Field Notes: Cypraea mus

The first time I visited Amuay, on the Paraguaná Peninsula of Venezuela, I was looking for Cypraea mus in what I understand is the only place they may be collected intertidally. I discovered also that the people of Amuay eat molluscs, and there were impressive piles of shells in a dump at the end of the village. Besides bivalves, there were Fasciolaria hollisteri Weisbord, 1962, Phyllonotus margaritensis Abbott, 1958, Melongena melongena (Linne, 1758), Voluta musica Linne, 1758, Chicoreus brevifrons (Lamarck, 1822), Vasum muricatum(Born, 1778) and Haustellum chrysostoma (Sowerby, 1834), among others.

We found hundreds of cypraea in the turtle grass in very shallow water when the tide was low. They were out feeding, moving about freely. There was one villager collecting them, and others were out collecting other shells for food. One of them kindly gave me a volute, and I thought it would be nice to get a picture of the volute and a cypraea together in situ, so I swished the volute in the water to wake it up and placed it on the sand near a cowry. As soon as I did, the cypraea put up its mantle, about faced, and RAN away!

Thinking about this, I realized that the volute is a predator species. So are the tulips, murex, crown conchs, and vase shells I'd seen on shore (but not in the water this close to the village). That's why there were so many cypraea near the village: they eat all the predators (but not the meat-poor cowries)!
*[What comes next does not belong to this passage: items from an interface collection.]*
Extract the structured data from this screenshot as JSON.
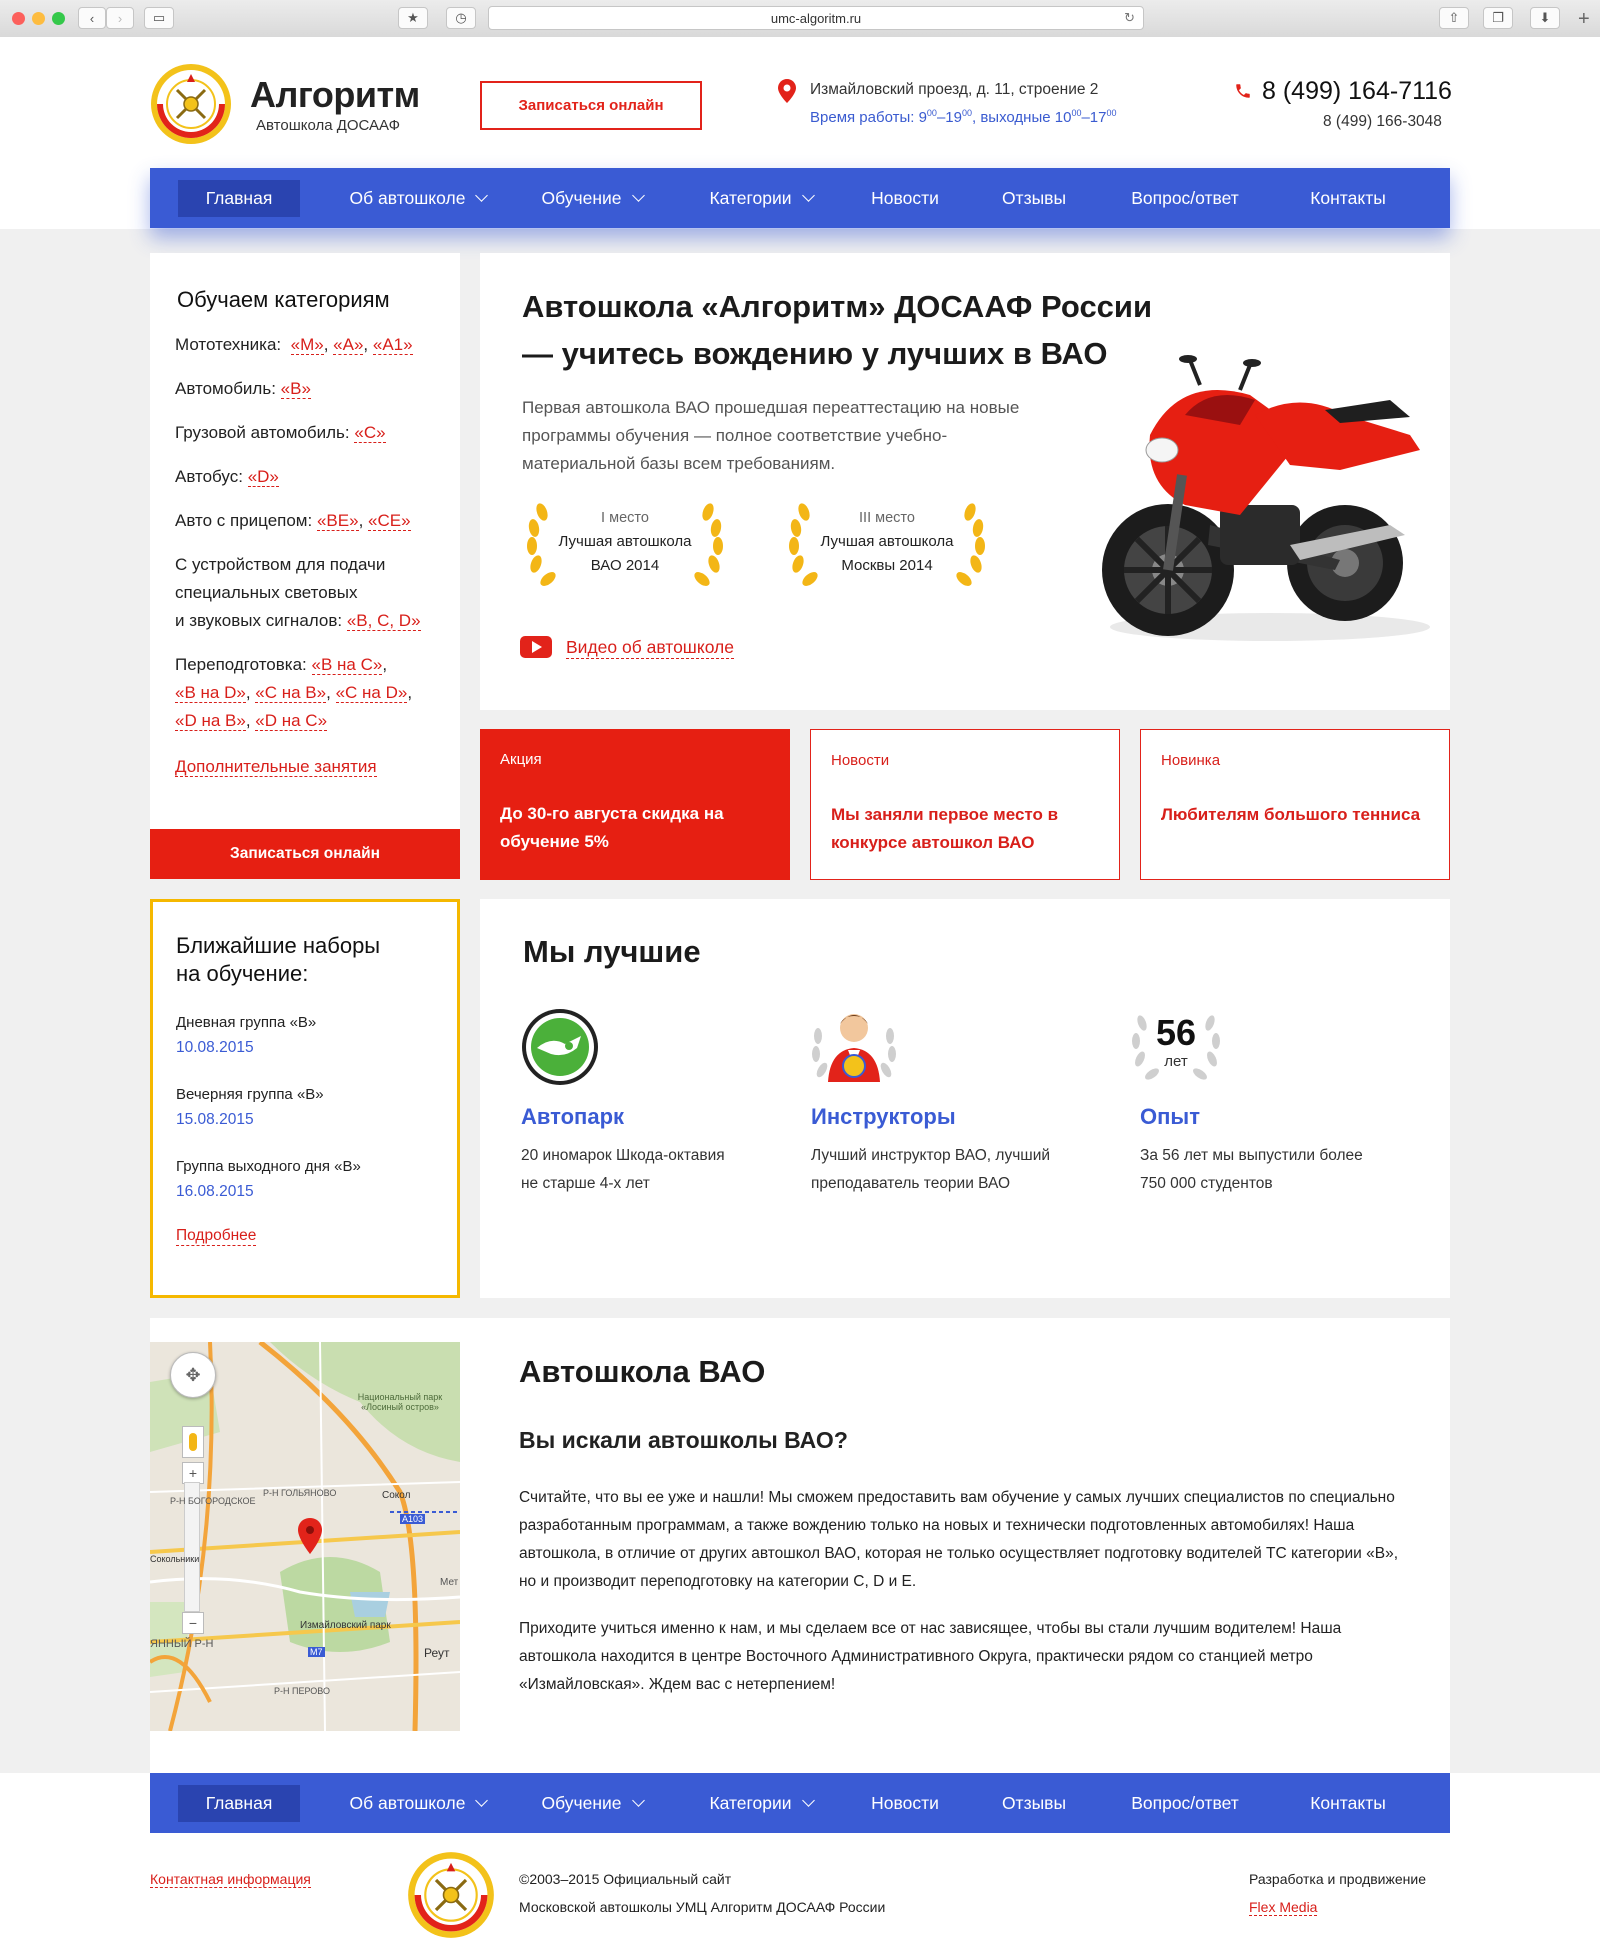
{
  "browser": {
    "url": "umc-algoritm.ru"
  },
  "header": {
    "logo_title": "Алгоритм",
    "logo_sub": "Автошкола ДОСААФ",
    "signup_button": "Записаться онлайн",
    "address": "Измайловский проезд, д. 11, строение 2",
    "hours_prefix": "Время работы: 9",
    "hours_sup1": "00",
    "hours_mid": "–19",
    "hours_sup2": "00",
    "hours_weekend": ", выходные 10",
    "hours_sup3": "00",
    "hours_end": "–17",
    "hours_sup4": "00",
    "phone_main": "8 (499) 164-7116",
    "phone_second": "8 (499) 166-3048"
  },
  "nav": [
    {
      "label": "Главная",
      "dropdown": false,
      "active": true
    },
    {
      "label": "Об автошколе",
      "dropdown": true
    },
    {
      "label": "Обучение",
      "dropdown": true
    },
    {
      "label": "Категории",
      "dropdown": true
    },
    {
      "label": "Новости",
      "dropdown": false
    },
    {
      "label": "Отзывы",
      "dropdown": false
    },
    {
      "label": "Вопрос/ответ",
      "dropdown": false
    },
    {
      "label": "Контакты",
      "dropdown": false
    }
  ],
  "sidebar": {
    "title": "Обучаем категориям",
    "moto_label": "Мототехника:",
    "moto_links": [
      "«M»",
      "«A»",
      "«A1»"
    ],
    "car_label": "Автомобиль:",
    "car_link": "«B»",
    "truck_label": "Грузовой автомобиль:",
    "truck_link": "«C»",
    "bus_label": "Автобус:",
    "bus_link": "«D»",
    "trailer_label": "Авто с прицепом:",
    "trailer_links": [
      "«BE»",
      "«CE»"
    ],
    "special_line1": "С устройством для подачи",
    "special_line2": "специальных световых",
    "special_line3": "и звуковых сигналов:",
    "special_link": "«B, C, D»",
    "retrain_label": "Переподготовка:",
    "retrain_links": [
      "«B на C»",
      "«B на D»",
      "«C на B»",
      "«C на D»",
      "«D на B»",
      "«D на C»"
    ],
    "extra_link": "Дополнительные занятия",
    "signup_button": "Записаться онлайн"
  },
  "hero": {
    "title_line1": "Автошкола «Алгоритм» ДОСААФ России",
    "title_line2": "— учитесь вождению у лучших в ВАО",
    "text": "Первая автошкола ВАО прошедшая переаттестацию на новые программы обучения — полное соответствие учебно-материальной базы всем требованиям.",
    "awards": [
      {
        "place": "I место",
        "line1": "Лучшая автошкола",
        "line2": "ВАО 2014"
      },
      {
        "place": "III место",
        "line1": "Лучшая автошкола",
        "line2": "Москвы 2014"
      }
    ],
    "video_link": "Видео об автошколе"
  },
  "promos": [
    {
      "tag": "Акция",
      "text": "До 30-го августа скидка на обучение 5%",
      "filled": true
    },
    {
      "tag": "Новости",
      "text": "Мы заняли первое место в конкурсе автошкол ВАО",
      "filled": false
    },
    {
      "tag": "Новинка",
      "text": "Любителям большого тенниса",
      "filled": false
    }
  ],
  "enrollment": {
    "title_line1": "Ближайшие наборы",
    "title_line2": "на обучение:",
    "groups": [
      {
        "name": "Дневная группа «B»",
        "date": "10.08.2015"
      },
      {
        "name": "Вечерняя группа «B»",
        "date": "15.08.2015"
      },
      {
        "name": "Группа выходного дня «B»",
        "date": "16.08.2015"
      }
    ],
    "more_link": "Подробнее"
  },
  "best": {
    "title": "Мы лучшие",
    "experience_number": "56",
    "experience_unit": "лет",
    "items": [
      {
        "heading": "Автопарк",
        "line1": "20 иномарок Шкода-октавия",
        "line2": "не старше 4-х лет"
      },
      {
        "heading": "Инструкторы",
        "line1": "Лучший инструктор ВАО, лучший",
        "line2": "преподаватель теории ВАО"
      },
      {
        "heading": "Опыт",
        "line1": "За 56 лет мы выпустили более",
        "line2": "750 000 студентов"
      }
    ]
  },
  "map": {
    "labels": {
      "park": "Национальный парк «Лосиный остров»",
      "golyanovo": "Р-Н ГОЛЬЯНОВО",
      "bogorodskoe": "Р-Н БОГОРОДСКОЕ",
      "sokolniki_small": "Сокольники",
      "sokol": "Сокол",
      "a103": "A103",
      "izm_park": "Измайловский парк",
      "m7": "M7",
      "reut": "Реут",
      "perovo": "Р-Н ПЕРОВО",
      "yanny": "ЯННЫЙ Р-Н",
      "meto": "Мет"
    }
  },
  "article": {
    "title": "Автошкола ВАО",
    "subtitle": "Вы искали автошколы ВАО?",
    "p1": "Считайте, что вы ее уже и нашли! Мы сможем предоставить вам обучение у самых лучших специалистов по специально разработанным программам, а также вождению только на новых и технически подготовленных автомобилях! Наша автошкола, в отличие от других автошкол ВАО, которая не только осуществляет подготовку водителей ТС категории «B», но и производит переподготовку на категории C, D и E.",
    "p2": "Приходите учиться именно к нам, и мы сделаем все от нас зависящее, чтобы вы стали лучшим водителем! Наша автошкола находится в центре Восточного Административного Округа, практически рядом со станцией метро «Измайловская». Ждем вас с нетерпением!"
  },
  "footer": {
    "contact_link": "Контактная информация",
    "copy_line1": "©2003–2015 Официальный сайт",
    "copy_line2": "Московской автошколы УМЦ Алгоритм ДОСААФ России",
    "dev_label": "Разработка и продвижение",
    "dev_link": "Flex Media"
  },
  "colors": {
    "brand_red": "#e2231a",
    "brand_blue": "#3a5bd4",
    "accent_yellow": "#f5b800"
  }
}
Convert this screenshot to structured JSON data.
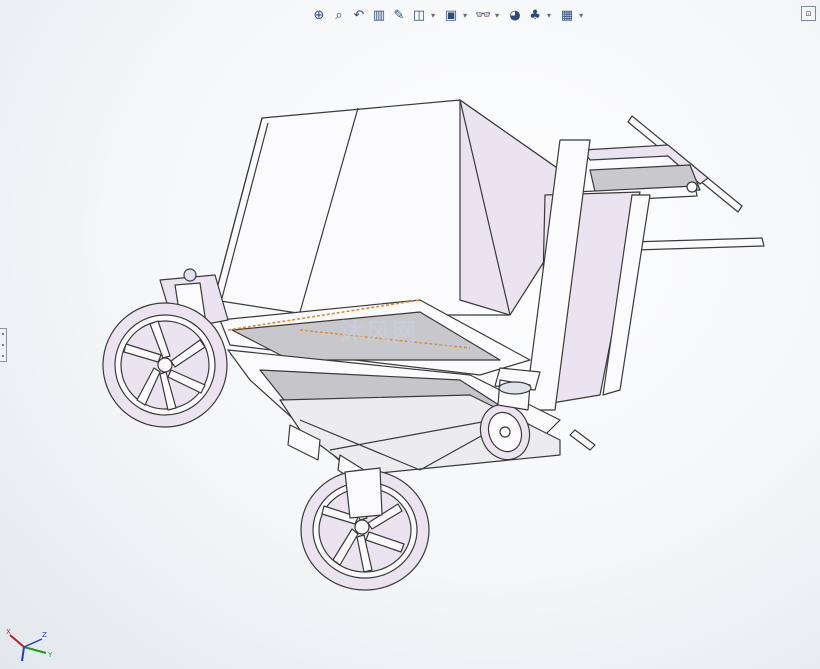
{
  "toolbar": {
    "items": [
      {
        "icon": "zoom-to-fit-icon",
        "glyph": "⊕",
        "has_menu": false
      },
      {
        "icon": "zoom-to-area-icon",
        "glyph": "⌕",
        "has_menu": false
      },
      {
        "icon": "previous-view-icon",
        "glyph": "↶",
        "has_menu": false
      },
      {
        "icon": "section-view-icon",
        "glyph": "▥",
        "has_menu": false
      },
      {
        "icon": "dynamic-annotation-icon",
        "glyph": "✎",
        "has_menu": false
      },
      {
        "icon": "view-orientation-icon",
        "glyph": "◫",
        "has_menu": true
      },
      {
        "icon": "display-style-icon",
        "glyph": "▣",
        "has_menu": true
      },
      {
        "icon": "hide-show-items-icon",
        "glyph": "👓",
        "has_menu": true
      },
      {
        "icon": "edit-appearance-icon",
        "glyph": "◕",
        "has_menu": false
      },
      {
        "icon": "apply-scene-icon",
        "glyph": "♣",
        "has_menu": true
      },
      {
        "icon": "view-settings-icon",
        "glyph": "▦",
        "has_menu": true
      }
    ],
    "menu_arrow": "▾"
  },
  "corner_button": "⊡",
  "watermark": {
    "text": "沐风网",
    "sub": "www.mfcad.com"
  },
  "triad": {
    "x": "X",
    "y": "Y",
    "z": "Z"
  },
  "colors": {
    "part_fill": "#ece3f0",
    "part_white": "#fbfbfd",
    "edge": "#3a3a3a",
    "highlight_edge": "#e08a2a",
    "background": "#f1f3f6"
  }
}
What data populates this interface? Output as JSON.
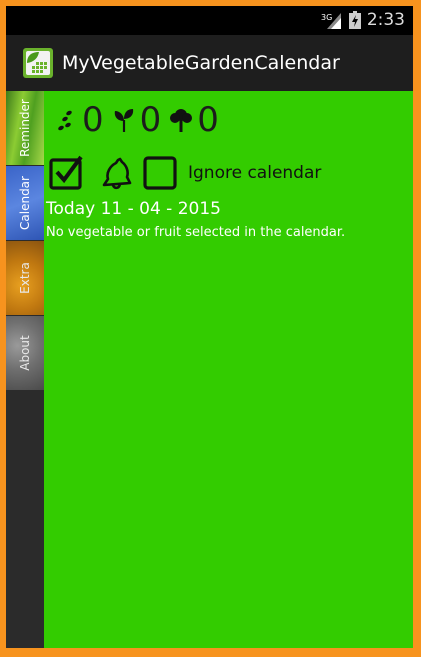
{
  "statusbar": {
    "network": "3G",
    "time": "2:33"
  },
  "app": {
    "title": "MyVegetableGardenCalendar"
  },
  "sidebar": {
    "tabs": [
      {
        "label": "Reminder"
      },
      {
        "label": "Calendar"
      },
      {
        "label": "Extra"
      },
      {
        "label": "About"
      }
    ]
  },
  "counters": {
    "seed_count": "0",
    "sprout_count": "0",
    "tree_count": "0"
  },
  "options": {
    "ignore_label": "Ignore calendar"
  },
  "today": {
    "text": "Today 11 - 04 - 2015"
  },
  "message": {
    "text": "No vegetable or fruit selected in the calendar."
  },
  "colors": {
    "frame": "#F7931E",
    "content_bg": "#33CC00",
    "actionbar_bg": "#1E1E1E"
  }
}
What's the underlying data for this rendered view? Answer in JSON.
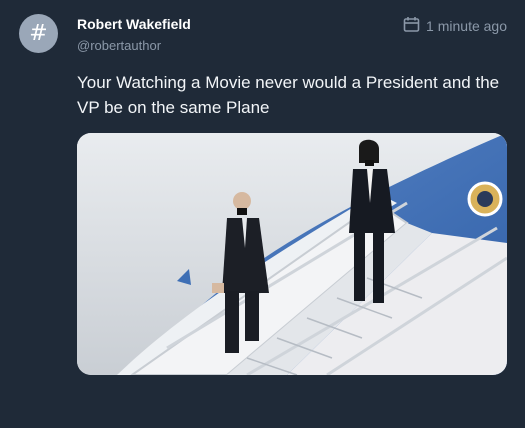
{
  "avatar": {
    "glyph": "#"
  },
  "author": {
    "name": "Robert Wakefield",
    "handle": "@robertauthor"
  },
  "timestamp": {
    "label": "1 minute ago"
  },
  "post": {
    "text": "Your Watching a Movie never would a President and the VP be on the same Plane"
  },
  "media": {
    "subject": "photo-two-people-descending-airplane-stairs"
  }
}
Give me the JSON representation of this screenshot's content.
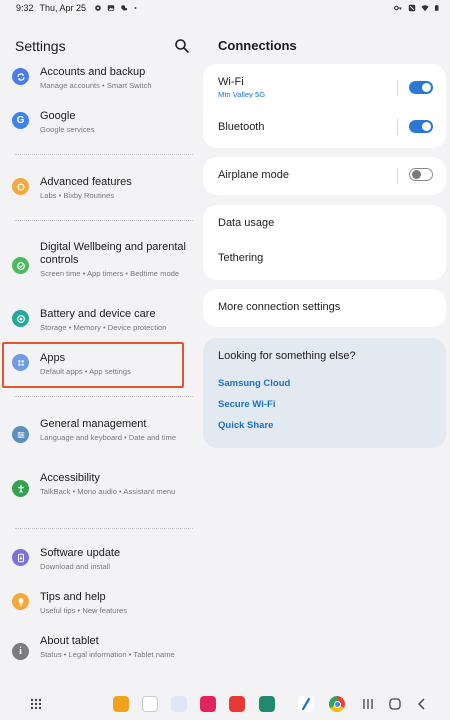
{
  "status_bar": {
    "time": "9:32",
    "date": "Thu, Apr 25"
  },
  "left": {
    "title": "Settings",
    "items": [
      {
        "title": "Accounts and backup",
        "subtitle": "Manage accounts  •  Smart Switch",
        "icon": "sync-icon",
        "color": "#4a7de8"
      },
      {
        "title": "Google",
        "subtitle": "Google services",
        "icon": "google-icon",
        "color": "#3f83ee"
      },
      {
        "title": "Advanced features",
        "subtitle": "Labs  •  Bixby Routines",
        "icon": "advanced-features-icon",
        "color": "#f3a93c"
      },
      {
        "title": "Digital Wellbeing and parental controls",
        "subtitle": "Screen time  •  App timers  •  Bedtime mode",
        "icon": "wellbeing-icon",
        "color": "#4cb860"
      },
      {
        "title": "Battery and device care",
        "subtitle": "Storage  •  Memory  •  Device protection",
        "icon": "device-care-icon",
        "color": "#22a99a"
      },
      {
        "title": "Apps",
        "subtitle": "Default apps  •  App settings",
        "icon": "apps-icon",
        "color": "#6f9be8"
      },
      {
        "title": "General management",
        "subtitle": "Language and keyboard  •  Date and time",
        "icon": "general-management-icon",
        "color": "#5a8fbf"
      },
      {
        "title": "Accessibility",
        "subtitle": "TalkBack  •  Mono audio  •  Assistant menu",
        "icon": "accessibility-icon",
        "color": "#35a252"
      },
      {
        "title": "Software update",
        "subtitle": "Download and install",
        "icon": "software-update-icon",
        "color": "#7b73d6"
      },
      {
        "title": "Tips and help",
        "subtitle": "Useful tips  •  New features",
        "icon": "tips-icon",
        "color": "#f3a93c"
      },
      {
        "title": "About tablet",
        "subtitle": "Status  •  Legal information  •  Tablet name",
        "icon": "info-icon",
        "color": "#7c7c80"
      }
    ]
  },
  "right": {
    "title": "Connections",
    "wifi": {
      "label": "Wi-Fi",
      "network": "Mtn Valley 5G",
      "enabled": true
    },
    "bluetooth": {
      "label": "Bluetooth",
      "enabled": true
    },
    "airplane": {
      "label": "Airplane mode",
      "enabled": false
    },
    "data_usage": "Data usage",
    "tethering": "Tethering",
    "more": "More connection settings",
    "looking": {
      "heading": "Looking for something else?",
      "links": [
        "Samsung Cloud",
        "Secure Wi-Fi",
        "Quick Share"
      ]
    }
  },
  "colors": {
    "accent": "#2a78d4",
    "highlight_border": "#e2562f",
    "link": "#1a73c9"
  }
}
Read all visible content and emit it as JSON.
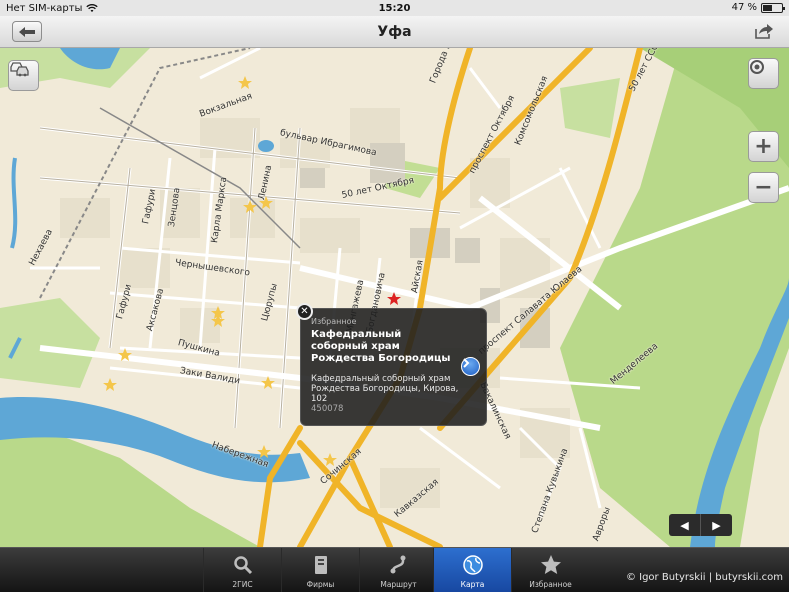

Having visited the area six or seven times now, there are far fewer cypraea to be found in that location, because the villagers have discovered that they can sell the cowries to dealers. They are still to be found, however, especially in slightly deeper water where the turbidity endemic to the area makes them hard to spot (the kids find them by feel, though). And now they are also on the garbage piles.

Peggy Williams

This article is copyrighted by Peggy Williams. It may be used in Shell Club newsletters with proper attribution.